Velásquez LN, Milillo MA, Delpino MV, Trotta A, Fernández P, Pozner RG, et al. Brucella abortus down-regulates MHC class II by the IL-6-dependent inhibition of CIITA through the downmodulation of IFN regulatory factor-1 (IRF-1). J Leukoc Biol. 2017;101(3):759–73. https://doi.org/10.1189/jlb.4A0416-196R.
Finlay BB, McFadden G. Anti-immunology: evasion of the host immune system by bacterial and viral pathogens. Cell. 2006;124(4):767–82. https://doi.org/10.1016/j.cell.2006.01.034.
This study was funded by grants from Major Infectious Diseases such as AIDS and Viral Hepatitis Prevention and Control technology major projects (2018ZX10101002 and 2018ZX10201002).
Ethics approval and consent to participate
The study protocol was reviewed and approved by the Sixth People’s Hospital. Written informed consent has been obtained from the patients in accordance with the Declaration of Helsinki. We confirmed that the identification information of all participants (including patient names, ID numbers, home addresses and telephone numbers) would not be included in recordings, written descriptions or publications.
Consent for publication
All authors declare that they have no competing interest.
Rights and permissions
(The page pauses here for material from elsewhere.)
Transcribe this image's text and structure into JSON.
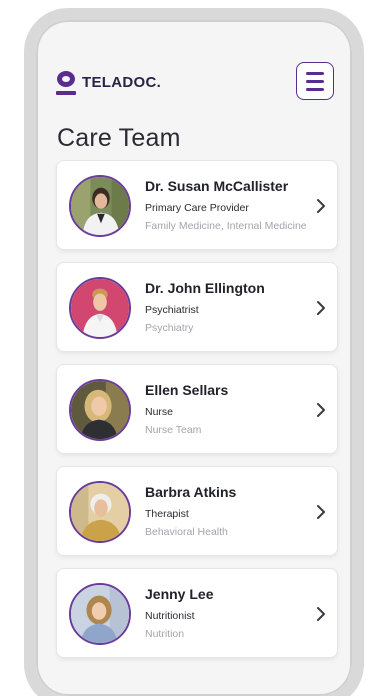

Open Access This article is licensed under a Creative Commons Attribution 4.0 International License, which permits use, sharing, adaptation, distribution and reproduction in any medium or format, as long as you give appropriate credit to the original author(s) and the source, provide a link to the Creative Commons licence, and indicate if changes were made. The images or other third party material in this article are included in the article's Creative Commons licence, unless indicated otherwise in a credit line to the material. If material is not included in the article's Creative Commons licence and your intended use is not permitted by statutory regulation or exceeds the permitted use, you will need to obtain permission directly from the copyright holder. To view a copy of this licence, visit http://creativecommons.org/licenses/by/4.0/. The Creative Commons Public Domain Dedication waiver (http://creativecommons.org/publicdomain/zero/1.0/) applies to the data made available in this article, unless otherwise stated in a credit line to the data.
About this article
Cite this article
Lin, ZQ., Lin, GY., He, WW. et al. IL-6 and INF-γ levels in patients with brucellosis in severe epidemic region, Xinjiang, China. Infect Dis Poverty 9, 47 (2020). https://doi.org/10.1186/s40249-020-00666-7